And about the L3 cache, the 3950X’s 64 MB of L3 cache has a bandwidth of 1 TB/s. I think it’s a safe bet to assume that RDNA2’s L3 cache will have at least that bandwidth. And if the cache is architecture in a way in which its bandwidth corresponds to its size, 2 TB/s bandwidth for RDNA2’s L3 cache might not be out of the question.
And texture map caching isn’t the only mechanism by which RDNA2’s rumoured 128 MB L3 could provide significant performance uplifts.
If AMD employ tiled rendering in conjunction with texture map caching and also cache corresponding tiles or sections of the z-buffer and tiles or sections frame buffer sections in the L3 when performing forward rendering, further massive gains might be possible, in addition to those yielded by caching texture maps in the L3 cache.
Once one thinks through and becomes aware of all of the possible uses of 128 MB of L3 cache, as well as the performance uplift implications of all of those ways of making use of that amount of cache, the duplicitous, dishonest, twofaced, craven concern trolling about RDNA2’s likewise rumoured narrow VRAM bus widths and the corresponding narrow bandwidth they would entail, compared with Ampere and iterations of AMD’s GCN architecture and even the initial iteration of RDNA, immediately reveal themselves as based in ignorance or stupidity.
However, it’s not all sunshine and rainbows. The limited size of the L3 cache also means that RDNA2 will probably get a significant performance penalty when rendering using monolithic 8K texture maps. Which cannot be made to fit into the L3 cache entirely and will therefore ensure a lot of cache misses and a lot of sampling of texels from VRAM no matter what you do, in either forward or deferred rendering.
In any case, if the rumours prove to be true and RDNA2 will have the chungus L3 cache that rumours say it will, we’re up for quite an upturning and upheaval of the GPU market status quo.
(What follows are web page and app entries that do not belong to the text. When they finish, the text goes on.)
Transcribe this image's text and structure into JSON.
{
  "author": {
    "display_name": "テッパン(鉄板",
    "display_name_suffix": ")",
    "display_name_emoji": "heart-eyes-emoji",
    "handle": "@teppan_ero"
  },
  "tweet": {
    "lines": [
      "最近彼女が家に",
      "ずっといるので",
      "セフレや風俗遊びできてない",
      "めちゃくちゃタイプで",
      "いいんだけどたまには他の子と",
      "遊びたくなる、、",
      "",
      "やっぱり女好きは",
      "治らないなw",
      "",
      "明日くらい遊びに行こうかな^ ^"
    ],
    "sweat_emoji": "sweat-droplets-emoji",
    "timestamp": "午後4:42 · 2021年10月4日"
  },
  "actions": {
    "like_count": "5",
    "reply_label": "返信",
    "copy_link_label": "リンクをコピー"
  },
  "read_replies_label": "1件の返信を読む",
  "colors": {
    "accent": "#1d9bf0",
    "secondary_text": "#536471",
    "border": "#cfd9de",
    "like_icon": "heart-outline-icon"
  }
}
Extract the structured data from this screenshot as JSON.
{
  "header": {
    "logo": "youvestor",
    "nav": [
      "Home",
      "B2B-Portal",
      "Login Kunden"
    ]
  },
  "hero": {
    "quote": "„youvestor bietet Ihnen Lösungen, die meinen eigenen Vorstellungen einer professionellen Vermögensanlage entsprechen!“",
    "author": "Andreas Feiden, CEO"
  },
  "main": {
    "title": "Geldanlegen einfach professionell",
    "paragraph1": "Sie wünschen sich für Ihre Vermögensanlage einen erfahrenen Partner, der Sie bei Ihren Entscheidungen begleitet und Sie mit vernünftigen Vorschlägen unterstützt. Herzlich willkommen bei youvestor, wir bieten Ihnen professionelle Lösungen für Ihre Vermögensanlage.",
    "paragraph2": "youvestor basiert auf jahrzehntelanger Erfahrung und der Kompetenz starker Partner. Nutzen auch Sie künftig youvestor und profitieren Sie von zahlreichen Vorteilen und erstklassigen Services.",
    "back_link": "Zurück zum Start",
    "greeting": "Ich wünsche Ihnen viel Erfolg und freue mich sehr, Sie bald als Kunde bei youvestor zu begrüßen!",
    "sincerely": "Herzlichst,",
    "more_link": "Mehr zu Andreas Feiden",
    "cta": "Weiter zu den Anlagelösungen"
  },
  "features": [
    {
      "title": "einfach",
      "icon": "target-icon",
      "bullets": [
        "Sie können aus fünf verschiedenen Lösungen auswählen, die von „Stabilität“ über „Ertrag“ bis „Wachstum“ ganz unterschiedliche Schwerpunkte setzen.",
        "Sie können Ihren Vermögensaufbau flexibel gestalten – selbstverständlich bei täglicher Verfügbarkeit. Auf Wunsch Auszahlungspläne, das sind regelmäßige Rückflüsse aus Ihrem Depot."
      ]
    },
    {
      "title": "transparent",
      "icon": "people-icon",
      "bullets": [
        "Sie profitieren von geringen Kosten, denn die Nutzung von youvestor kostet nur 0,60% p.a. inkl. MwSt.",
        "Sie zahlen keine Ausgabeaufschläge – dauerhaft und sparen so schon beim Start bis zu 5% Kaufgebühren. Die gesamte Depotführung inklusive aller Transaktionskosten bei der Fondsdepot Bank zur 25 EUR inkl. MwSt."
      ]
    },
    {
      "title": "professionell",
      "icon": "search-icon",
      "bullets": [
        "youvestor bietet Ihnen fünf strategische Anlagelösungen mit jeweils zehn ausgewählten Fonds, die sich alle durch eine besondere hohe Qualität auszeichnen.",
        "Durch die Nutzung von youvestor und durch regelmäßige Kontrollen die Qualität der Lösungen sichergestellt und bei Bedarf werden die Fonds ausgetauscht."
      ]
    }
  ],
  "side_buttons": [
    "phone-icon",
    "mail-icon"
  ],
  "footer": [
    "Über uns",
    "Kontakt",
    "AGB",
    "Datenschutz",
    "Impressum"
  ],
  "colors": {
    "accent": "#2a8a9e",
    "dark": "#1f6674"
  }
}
If the chungus cache lives and it’s going to be used intelligently, RDNA2’s rasterization rendering performance WILL be in a class of its own and this WILL be AMD’s Maxwell moment, just as it increasingly appears to be nVidia’s Vega’s FuryX moment. In but a few short weeks, all the green sheep fanboys who’ve bought Ampere like the well trained simps for Huang they are, to use for anything but CUDA pro use or offline rendering, might be kicking themselves over their dumb purchase decision and poor impulse control. Or just descend into their fantasy world where they can pretend they didn’t buy the much more expensive, much slower product with less VRAM so that they don’t have to deal with raging buyer’s remorse.
And as closing observation, I would like to ask: how else could the 60% on top of 50% improvement in performance per watt with RDNA2 and RDNA1, respectively, be accounted for or explained other than through a switch to hardware optimized for deferred rendering with RDNA1 and deferred, tile based rendering that’s also cache centric and cache optimized, being built around a massive shared L3 cache, with RDNA2?
Just AMD casually pushing technology forward while nVidia continues milking, for all they’re worth, the clueless, dull, dimwitted and technically illiterate sheep it’s trained and inducted into its Apple like cult so well over the years.